• **What needs to be done**
Go through the listing beneath and show each line containing the string "todettu".
START Raw data
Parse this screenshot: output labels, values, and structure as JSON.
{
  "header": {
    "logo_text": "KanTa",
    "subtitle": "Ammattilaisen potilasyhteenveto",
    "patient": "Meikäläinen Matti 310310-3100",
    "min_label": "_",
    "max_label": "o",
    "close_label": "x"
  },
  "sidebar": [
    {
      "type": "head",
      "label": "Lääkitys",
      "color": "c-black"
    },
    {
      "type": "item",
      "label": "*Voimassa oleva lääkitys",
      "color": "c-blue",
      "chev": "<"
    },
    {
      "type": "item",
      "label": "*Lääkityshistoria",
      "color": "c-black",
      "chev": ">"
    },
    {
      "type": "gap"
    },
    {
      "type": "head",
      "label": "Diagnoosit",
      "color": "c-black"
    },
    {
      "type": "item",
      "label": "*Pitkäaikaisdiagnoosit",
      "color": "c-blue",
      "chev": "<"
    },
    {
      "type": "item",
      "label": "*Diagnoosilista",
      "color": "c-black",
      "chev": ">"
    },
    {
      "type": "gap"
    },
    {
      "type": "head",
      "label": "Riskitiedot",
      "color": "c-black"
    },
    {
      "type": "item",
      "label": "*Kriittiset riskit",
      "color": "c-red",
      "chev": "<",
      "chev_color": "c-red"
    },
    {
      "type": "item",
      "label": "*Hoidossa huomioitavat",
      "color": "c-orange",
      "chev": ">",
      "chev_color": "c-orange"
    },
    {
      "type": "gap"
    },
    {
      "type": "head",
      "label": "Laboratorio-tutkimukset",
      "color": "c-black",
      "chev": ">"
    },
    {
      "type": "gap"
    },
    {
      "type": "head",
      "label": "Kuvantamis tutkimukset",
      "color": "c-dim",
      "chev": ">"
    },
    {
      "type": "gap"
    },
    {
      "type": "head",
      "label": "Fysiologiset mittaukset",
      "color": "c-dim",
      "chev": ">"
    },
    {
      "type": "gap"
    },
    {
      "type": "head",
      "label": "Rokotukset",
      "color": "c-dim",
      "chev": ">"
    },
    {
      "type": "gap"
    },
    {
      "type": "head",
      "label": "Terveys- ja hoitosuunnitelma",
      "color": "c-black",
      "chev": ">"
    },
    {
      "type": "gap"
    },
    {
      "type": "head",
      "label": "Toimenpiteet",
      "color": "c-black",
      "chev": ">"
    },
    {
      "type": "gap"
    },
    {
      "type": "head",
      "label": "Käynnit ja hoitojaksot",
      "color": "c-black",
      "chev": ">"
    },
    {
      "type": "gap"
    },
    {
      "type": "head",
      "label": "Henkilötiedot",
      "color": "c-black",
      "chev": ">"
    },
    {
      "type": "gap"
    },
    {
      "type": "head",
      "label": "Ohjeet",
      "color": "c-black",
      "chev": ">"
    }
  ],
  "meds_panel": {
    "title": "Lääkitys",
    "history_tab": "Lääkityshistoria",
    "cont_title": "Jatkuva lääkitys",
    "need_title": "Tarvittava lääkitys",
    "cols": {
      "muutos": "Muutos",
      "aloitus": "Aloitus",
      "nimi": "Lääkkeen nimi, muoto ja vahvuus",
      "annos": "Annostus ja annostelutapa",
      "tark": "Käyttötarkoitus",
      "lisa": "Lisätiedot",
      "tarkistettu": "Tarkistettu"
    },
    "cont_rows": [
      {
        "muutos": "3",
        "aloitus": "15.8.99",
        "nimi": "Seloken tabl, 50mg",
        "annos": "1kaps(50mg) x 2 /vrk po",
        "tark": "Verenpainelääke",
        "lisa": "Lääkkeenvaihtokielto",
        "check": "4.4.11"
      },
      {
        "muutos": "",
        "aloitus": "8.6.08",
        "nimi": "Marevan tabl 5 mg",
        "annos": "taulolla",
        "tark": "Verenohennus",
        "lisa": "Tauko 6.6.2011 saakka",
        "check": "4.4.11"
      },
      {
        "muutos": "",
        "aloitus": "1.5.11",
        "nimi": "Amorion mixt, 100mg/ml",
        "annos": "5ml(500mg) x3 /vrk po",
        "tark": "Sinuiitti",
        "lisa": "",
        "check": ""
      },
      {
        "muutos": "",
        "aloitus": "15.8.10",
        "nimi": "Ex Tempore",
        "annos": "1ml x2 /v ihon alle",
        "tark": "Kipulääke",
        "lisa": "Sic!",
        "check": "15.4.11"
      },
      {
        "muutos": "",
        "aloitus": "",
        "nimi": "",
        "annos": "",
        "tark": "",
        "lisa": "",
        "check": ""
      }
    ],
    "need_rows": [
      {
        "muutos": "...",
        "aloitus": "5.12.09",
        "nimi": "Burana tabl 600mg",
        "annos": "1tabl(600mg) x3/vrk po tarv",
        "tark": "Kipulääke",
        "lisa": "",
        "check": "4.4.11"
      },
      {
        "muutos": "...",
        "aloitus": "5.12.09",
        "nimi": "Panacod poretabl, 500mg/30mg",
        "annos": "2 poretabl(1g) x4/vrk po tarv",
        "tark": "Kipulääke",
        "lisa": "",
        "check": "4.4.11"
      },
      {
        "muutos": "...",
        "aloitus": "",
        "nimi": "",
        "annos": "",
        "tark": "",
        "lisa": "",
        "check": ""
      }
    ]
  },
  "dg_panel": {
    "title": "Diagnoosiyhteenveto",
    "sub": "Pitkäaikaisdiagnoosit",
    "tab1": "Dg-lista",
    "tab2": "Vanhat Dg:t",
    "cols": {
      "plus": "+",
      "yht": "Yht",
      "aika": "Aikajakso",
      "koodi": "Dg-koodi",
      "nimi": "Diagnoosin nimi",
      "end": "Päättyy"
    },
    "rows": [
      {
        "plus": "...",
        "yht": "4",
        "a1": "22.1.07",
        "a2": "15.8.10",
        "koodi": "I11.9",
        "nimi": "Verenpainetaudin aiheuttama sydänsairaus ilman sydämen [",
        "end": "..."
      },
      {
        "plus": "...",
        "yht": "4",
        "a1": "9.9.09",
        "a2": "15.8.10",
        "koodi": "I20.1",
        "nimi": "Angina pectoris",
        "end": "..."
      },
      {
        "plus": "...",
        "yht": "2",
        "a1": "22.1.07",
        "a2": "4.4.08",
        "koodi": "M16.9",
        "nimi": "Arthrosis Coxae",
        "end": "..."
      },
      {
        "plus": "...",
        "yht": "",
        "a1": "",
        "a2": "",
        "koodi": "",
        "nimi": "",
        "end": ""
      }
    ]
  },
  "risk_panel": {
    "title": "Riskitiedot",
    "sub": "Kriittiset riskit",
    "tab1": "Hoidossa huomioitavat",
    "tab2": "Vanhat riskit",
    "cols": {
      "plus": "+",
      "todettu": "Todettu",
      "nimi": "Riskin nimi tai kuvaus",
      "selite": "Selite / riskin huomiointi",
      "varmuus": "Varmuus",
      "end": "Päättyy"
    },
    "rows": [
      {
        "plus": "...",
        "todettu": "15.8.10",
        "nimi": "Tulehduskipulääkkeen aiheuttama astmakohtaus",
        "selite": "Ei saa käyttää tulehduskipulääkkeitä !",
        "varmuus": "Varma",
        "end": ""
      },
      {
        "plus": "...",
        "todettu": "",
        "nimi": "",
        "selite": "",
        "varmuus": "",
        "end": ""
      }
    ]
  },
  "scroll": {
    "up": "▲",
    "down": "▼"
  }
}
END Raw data
• **Solution to the problem**
      "todettu": "Todettu",
        "todettu": "15.8.10",
        "todettu": "",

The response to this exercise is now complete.